━━━━━ Data for this task
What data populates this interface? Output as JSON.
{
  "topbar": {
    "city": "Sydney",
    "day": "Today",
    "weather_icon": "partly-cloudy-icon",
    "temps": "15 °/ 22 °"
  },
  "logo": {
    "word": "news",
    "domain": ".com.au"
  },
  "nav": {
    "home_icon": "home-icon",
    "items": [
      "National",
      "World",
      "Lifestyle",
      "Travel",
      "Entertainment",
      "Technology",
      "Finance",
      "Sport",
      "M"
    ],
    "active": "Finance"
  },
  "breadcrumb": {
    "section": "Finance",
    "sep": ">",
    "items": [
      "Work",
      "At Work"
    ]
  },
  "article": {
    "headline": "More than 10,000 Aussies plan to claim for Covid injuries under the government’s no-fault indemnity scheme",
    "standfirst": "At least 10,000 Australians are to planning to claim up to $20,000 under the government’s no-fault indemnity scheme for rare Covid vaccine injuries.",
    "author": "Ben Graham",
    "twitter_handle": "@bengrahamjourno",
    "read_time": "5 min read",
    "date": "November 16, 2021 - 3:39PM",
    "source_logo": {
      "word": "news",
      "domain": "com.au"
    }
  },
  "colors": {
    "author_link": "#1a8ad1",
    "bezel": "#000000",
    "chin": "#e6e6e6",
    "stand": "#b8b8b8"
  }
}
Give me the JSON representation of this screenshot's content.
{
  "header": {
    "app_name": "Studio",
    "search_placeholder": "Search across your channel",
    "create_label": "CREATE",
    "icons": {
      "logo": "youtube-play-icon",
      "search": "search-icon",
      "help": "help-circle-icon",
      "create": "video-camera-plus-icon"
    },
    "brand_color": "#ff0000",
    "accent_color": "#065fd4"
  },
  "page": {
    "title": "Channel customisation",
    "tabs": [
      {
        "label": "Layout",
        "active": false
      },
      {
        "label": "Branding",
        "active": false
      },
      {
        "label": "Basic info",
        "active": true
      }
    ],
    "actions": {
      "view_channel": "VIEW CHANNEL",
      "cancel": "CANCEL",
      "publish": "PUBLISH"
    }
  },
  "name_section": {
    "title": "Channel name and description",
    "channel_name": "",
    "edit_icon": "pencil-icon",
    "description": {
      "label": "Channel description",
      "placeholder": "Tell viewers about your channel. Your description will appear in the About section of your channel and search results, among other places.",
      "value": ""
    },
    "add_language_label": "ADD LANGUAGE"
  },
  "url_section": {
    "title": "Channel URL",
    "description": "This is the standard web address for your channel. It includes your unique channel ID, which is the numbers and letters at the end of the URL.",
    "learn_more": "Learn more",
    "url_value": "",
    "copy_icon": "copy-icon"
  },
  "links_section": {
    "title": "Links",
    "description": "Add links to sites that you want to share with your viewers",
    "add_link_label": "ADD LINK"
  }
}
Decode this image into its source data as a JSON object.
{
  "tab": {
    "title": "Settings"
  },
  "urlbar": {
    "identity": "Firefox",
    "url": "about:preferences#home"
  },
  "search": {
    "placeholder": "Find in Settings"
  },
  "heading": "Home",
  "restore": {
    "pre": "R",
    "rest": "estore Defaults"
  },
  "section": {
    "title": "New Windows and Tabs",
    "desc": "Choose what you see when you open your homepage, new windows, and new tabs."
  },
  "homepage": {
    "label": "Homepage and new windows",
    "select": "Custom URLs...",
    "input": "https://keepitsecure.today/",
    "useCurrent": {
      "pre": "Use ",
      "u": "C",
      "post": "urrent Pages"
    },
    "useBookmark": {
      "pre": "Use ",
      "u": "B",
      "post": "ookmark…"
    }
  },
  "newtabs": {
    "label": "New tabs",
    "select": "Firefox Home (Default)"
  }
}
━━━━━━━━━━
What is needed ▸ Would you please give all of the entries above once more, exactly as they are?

Response to this exercise ▸
What data populates this interface? Output as JSON.
{
  "topbar": {
    "city": "Sydney",
    "day": "Today",
    "weather_icon": "partly-cloudy-icon",
    "temps": "15 °/ 22 °"
  },
  "logo": {
    "word": "news",
    "domain": ".com.au"
  },
  "nav": {
    "home_icon": "home-icon",
    "items": [
      "National",
      "World",
      "Lifestyle",
      "Travel",
      "Entertainment",
      "Technology",
      "Finance",
      "Sport",
      "M"
    ],
    "active": "Finance"
  },
  "breadcrumb": {
    "section": "Finance",
    "sep": ">",
    "items": [
      "Work",
      "At Work"
    ]
  },
  "article": {
    "headline": "More than 10,000 Aussies plan to claim for Covid injuries under the government’s no-fault indemnity scheme",
    "standfirst": "At least 10,000 Australians are to planning to claim up to $20,000 under the government’s no-fault indemnity scheme for rare Covid vaccine injuries.",
    "author": "Ben Graham",
    "twitter_handle": "@bengrahamjourno",
    "read_time": "5 min read",
    "date": "November 16, 2021 - 3:39PM",
    "source_logo": {
      "word": "news",
      "domain": "com.au"
    }
  },
  "colors": {
    "author_link": "#1a8ad1",
    "bezel": "#000000",
    "chin": "#e6e6e6",
    "stand": "#b8b8b8"
  }
}
Give me the JSON representation of this screenshot's content.
{
  "header": {
    "app_name": "Studio",
    "search_placeholder": "Search across your channel",
    "create_label": "CREATE",
    "icons": {
      "logo": "youtube-play-icon",
      "search": "search-icon",
      "help": "help-circle-icon",
      "create": "video-camera-plus-icon"
    },
    "brand_color": "#ff0000",
    "accent_color": "#065fd4"
  },
  "page": {
    "title": "Channel customisation",
    "tabs": [
      {
        "label": "Layout",
        "active": false
      },
      {
        "label": "Branding",
        "active": false
      },
      {
        "label": "Basic info",
        "active": true
      }
    ],
    "actions": {
      "view_channel": "VIEW CHANNEL",
      "cancel": "CANCEL",
      "publish": "PUBLISH"
    }
  },
  "name_section": {
    "title": "Channel name and description",
    "channel_name": "",
    "edit_icon": "pencil-icon",
    "description": {
      "label": "Channel description",
      "placeholder": "Tell viewers about your channel. Your description will appear in the About section of your channel and search results, among other places.",
      "value": ""
    },
    "add_language_label": "ADD LANGUAGE"
  },
  "url_section": {
    "title": "Channel URL",
    "description": "This is the standard web address for your channel. It includes your unique channel ID, which is the numbers and letters at the end of the URL.",
    "learn_more": "Learn more",
    "url_value": "",
    "copy_icon": "copy-icon"
  },
  "links_section": {
    "title": "Links",
    "description": "Add links to sites that you want to share with your viewers",
    "add_link_label": "ADD LINK"
  }
}
Decode this image into its source data as a JSON object.
{
  "tab": {
    "title": "Settings"
  },
  "urlbar": {
    "identity": "Firefox",
    "url": "about:preferences#home"
  },
  "search": {
    "placeholder": "Find in Settings"
  },
  "heading": "Home",
  "restore": {
    "pre": "R",
    "rest": "estore Defaults"
  },
  "section": {
    "title": "New Windows and Tabs",
    "desc": "Choose what you see when you open your homepage, new windows, and new tabs."
  },
  "homepage": {
    "label": "Homepage and new windows",
    "select": "Custom URLs...",
    "input": "https://keepitsecure.today/",
    "useCurrent": {
      "pre": "Use ",
      "u": "C",
      "post": "urrent Pages"
    },
    "useBookmark": {
      "pre": "Use ",
      "u": "B",
      "post": "ookmark…"
    }
  },
  "newtabs": {
    "label": "New tabs",
    "select": "Firefox Home (Default)"
  }
}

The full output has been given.